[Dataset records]

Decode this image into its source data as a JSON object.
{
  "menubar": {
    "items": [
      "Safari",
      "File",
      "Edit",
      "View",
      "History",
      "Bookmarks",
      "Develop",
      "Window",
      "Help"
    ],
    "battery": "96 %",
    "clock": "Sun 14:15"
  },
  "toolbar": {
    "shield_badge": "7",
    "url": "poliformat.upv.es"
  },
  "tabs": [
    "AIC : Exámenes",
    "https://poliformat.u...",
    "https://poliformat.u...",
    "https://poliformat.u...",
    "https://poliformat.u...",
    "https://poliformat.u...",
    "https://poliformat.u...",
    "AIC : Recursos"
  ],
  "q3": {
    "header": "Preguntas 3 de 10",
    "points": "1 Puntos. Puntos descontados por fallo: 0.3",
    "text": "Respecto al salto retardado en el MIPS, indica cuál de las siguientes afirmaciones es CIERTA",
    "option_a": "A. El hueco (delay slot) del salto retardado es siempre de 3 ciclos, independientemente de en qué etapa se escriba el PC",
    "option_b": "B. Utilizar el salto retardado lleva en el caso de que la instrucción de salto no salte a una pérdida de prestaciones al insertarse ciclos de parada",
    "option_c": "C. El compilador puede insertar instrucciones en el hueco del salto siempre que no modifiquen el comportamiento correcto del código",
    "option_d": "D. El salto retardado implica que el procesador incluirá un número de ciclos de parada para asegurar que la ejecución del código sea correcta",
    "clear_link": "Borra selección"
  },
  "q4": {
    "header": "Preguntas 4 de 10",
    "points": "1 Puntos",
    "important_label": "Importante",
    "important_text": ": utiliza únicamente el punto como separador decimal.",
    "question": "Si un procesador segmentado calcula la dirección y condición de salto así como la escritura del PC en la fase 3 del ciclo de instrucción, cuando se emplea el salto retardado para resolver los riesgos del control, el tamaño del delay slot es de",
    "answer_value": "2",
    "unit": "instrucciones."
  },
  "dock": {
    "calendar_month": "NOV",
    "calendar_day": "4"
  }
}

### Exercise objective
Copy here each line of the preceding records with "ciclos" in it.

### Solution to the exercise
    "option_a": "A. El hueco (delay slot) del salto retardado es siempre de 3 ciclos, independientemente de en qué etapa se escriba el PC",
    "option_b": "B. Utilizar el salto retardado lleva en el caso de que la instrucción de salto no salte a una pérdida de prestaciones al insertarse ciclos de parada",
    "option_d": "D. El salto retardado implica que el procesador incluirá un número de ciclos de parada para asegurar que la ejecución del código sea correcta",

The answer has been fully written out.